How can you make sure that students are really building skills and competencies while exploring the contextual learning topic? Consider integrating a variety of effective instructional strategies and techniques into your project design. For example:

  • Pre-writing activities
  • Journals
  • Reflective writing
  • Graphic organizers
  • Systems diagrams
  • Mapping
  • Vocabulary bank
  • Reading
  • Web search
  • Storyboarding (for a video or other media project)
  • Writing (for websites, handbooks, brochures or other materials)
  • Use of graphing software
  • Guided or structured note-taking during lectures, guest speakers and workshops

Contextual Learning projects typically combine formal and informal learning, with hands-on components complemented by writing, research, background study, analysis and presentation. A thoughtfully-developed mix of instructional techniques is important for supporting all types of learners. Some students thrive in an informal learning setting; enjoying picking up concepts from exposure through informal learning. Other students thrive in a more structured setting, enjoying focused instruction, reading and review. Most students will do well when projects provide a balanced approach, appealing to all styles of learning. Most students will benefit from approaches that nurture creative and critical thinking and build opportunities for reading, writing, research and analysis of information.

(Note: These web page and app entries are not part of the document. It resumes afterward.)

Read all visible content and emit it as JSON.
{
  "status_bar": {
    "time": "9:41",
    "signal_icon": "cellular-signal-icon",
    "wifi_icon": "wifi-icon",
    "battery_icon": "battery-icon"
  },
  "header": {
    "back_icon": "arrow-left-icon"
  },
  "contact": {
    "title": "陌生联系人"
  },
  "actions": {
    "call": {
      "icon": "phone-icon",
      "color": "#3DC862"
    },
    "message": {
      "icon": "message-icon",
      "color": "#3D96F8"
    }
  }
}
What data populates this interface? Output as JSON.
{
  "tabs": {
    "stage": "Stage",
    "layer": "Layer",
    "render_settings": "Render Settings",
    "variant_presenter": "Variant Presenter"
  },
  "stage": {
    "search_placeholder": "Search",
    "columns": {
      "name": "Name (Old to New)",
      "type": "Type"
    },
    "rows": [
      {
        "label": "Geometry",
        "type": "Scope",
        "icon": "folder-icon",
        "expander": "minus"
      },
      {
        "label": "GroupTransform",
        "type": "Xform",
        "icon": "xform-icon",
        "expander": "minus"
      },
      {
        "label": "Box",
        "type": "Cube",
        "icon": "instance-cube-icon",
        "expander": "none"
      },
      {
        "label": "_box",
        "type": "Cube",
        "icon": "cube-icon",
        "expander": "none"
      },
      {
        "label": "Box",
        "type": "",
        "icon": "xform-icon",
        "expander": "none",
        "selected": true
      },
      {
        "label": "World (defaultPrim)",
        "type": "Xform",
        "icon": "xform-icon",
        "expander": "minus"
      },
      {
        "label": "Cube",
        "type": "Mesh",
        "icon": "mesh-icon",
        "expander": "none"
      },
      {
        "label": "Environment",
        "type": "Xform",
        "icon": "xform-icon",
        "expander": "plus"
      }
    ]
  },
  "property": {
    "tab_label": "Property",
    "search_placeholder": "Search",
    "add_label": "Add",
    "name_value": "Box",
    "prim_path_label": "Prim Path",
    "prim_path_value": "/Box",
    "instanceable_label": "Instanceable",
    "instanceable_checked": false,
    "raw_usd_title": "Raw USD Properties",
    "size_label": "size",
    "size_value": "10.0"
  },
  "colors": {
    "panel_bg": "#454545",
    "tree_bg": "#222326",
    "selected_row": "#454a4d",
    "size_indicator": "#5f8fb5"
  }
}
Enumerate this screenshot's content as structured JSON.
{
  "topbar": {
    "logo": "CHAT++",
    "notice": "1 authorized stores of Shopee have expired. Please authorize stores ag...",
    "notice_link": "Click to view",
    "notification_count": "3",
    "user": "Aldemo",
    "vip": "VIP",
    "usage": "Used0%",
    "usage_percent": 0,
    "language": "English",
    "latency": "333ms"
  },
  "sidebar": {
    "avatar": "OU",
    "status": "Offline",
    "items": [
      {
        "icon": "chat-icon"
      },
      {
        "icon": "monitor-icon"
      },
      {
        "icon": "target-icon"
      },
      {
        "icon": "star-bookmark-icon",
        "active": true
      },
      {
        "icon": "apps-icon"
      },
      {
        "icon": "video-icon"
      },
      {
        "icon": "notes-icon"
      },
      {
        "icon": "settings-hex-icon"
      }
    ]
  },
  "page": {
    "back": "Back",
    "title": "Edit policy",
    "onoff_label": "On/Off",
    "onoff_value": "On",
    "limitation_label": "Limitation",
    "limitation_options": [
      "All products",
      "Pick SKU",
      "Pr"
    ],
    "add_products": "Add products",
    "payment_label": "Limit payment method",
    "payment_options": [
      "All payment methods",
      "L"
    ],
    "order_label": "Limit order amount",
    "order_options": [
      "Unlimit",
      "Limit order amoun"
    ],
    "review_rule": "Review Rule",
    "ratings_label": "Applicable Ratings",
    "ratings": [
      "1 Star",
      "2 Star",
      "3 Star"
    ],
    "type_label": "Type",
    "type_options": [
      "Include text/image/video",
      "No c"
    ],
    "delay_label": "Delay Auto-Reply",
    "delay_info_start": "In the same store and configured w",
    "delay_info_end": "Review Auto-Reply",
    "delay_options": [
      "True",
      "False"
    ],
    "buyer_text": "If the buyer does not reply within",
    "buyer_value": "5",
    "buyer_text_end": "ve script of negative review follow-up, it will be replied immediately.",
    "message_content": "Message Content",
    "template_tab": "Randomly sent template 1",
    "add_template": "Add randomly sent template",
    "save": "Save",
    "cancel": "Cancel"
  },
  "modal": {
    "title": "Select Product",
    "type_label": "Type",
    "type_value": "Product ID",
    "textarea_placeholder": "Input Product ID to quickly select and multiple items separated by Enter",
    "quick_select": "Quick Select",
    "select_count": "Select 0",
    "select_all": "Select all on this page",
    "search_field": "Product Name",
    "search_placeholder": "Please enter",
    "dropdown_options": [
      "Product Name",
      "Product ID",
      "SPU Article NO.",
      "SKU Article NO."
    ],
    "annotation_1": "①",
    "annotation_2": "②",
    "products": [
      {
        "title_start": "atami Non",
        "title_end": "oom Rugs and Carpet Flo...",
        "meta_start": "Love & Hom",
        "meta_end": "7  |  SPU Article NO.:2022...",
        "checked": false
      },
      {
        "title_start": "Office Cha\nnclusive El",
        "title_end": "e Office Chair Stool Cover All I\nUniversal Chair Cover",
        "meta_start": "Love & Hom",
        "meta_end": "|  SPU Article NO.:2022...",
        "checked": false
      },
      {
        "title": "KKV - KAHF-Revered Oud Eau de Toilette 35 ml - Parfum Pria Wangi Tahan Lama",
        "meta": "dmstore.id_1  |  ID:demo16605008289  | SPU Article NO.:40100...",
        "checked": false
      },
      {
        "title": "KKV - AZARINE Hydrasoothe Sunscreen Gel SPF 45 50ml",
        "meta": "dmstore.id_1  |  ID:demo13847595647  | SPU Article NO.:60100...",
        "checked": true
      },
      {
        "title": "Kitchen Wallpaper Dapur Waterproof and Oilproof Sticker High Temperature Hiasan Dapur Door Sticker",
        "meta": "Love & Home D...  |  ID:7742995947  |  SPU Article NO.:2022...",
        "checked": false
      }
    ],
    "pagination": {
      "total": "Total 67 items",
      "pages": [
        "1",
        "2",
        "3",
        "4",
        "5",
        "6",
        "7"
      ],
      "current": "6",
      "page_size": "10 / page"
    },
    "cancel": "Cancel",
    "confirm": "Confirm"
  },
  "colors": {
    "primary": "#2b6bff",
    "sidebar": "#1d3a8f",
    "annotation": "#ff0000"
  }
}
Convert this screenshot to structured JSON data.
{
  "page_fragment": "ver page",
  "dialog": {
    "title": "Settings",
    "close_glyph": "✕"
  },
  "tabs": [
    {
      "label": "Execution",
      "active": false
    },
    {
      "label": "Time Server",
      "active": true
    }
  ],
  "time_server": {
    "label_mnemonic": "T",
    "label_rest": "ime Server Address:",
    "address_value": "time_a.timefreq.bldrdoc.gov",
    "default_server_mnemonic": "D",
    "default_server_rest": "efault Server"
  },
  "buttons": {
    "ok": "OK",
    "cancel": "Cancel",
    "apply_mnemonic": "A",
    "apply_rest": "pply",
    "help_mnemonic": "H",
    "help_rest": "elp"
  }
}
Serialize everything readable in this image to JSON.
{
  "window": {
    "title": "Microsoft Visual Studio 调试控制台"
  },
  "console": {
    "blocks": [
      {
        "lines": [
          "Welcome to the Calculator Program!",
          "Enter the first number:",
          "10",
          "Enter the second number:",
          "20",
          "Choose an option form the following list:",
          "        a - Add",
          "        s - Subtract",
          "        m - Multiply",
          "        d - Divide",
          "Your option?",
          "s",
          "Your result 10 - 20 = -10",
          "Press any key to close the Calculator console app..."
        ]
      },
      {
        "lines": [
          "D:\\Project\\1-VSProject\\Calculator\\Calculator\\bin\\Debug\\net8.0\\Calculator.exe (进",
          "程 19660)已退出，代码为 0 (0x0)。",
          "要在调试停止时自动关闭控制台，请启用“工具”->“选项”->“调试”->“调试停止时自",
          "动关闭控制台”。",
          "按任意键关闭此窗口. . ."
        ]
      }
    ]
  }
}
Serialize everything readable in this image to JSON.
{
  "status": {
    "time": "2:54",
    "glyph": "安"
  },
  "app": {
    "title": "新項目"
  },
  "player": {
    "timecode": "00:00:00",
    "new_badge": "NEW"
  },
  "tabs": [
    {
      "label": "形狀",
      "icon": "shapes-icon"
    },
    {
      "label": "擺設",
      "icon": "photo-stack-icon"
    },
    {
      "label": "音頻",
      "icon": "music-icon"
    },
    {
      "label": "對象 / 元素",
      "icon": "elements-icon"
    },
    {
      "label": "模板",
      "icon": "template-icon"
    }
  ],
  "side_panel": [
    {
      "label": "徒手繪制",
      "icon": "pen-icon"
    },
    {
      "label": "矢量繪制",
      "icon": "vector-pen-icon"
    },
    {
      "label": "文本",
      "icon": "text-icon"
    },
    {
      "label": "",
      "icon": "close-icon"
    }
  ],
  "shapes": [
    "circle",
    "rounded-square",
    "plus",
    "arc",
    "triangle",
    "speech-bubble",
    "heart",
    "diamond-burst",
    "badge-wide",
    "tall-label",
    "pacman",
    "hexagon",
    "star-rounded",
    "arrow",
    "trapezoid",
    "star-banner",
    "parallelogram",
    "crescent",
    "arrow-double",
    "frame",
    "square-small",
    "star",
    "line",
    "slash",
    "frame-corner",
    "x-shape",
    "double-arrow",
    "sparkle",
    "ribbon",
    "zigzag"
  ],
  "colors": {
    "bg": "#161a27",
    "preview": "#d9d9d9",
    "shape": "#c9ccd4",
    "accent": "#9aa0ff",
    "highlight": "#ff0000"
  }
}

One of the common elements in Contextual Learning projects is the use of reflective writing. As described in the box on the following page, reflection serves the goals of helping students to consolidate their knowledge and to expand on their ideas and insights. Both goals are important. Students need to have a chance to review what they have learned so that they can “solidify” that knowledge and use it again, whether for tests, quizzes or papers; for future study; for resumes, job interviews or college applications; or for future classroom, community or workplace projects. Students build creative and critical thinking skills, leadership skills and analytical skills by engaging in questions that allow them to explore ideas and generate new insights.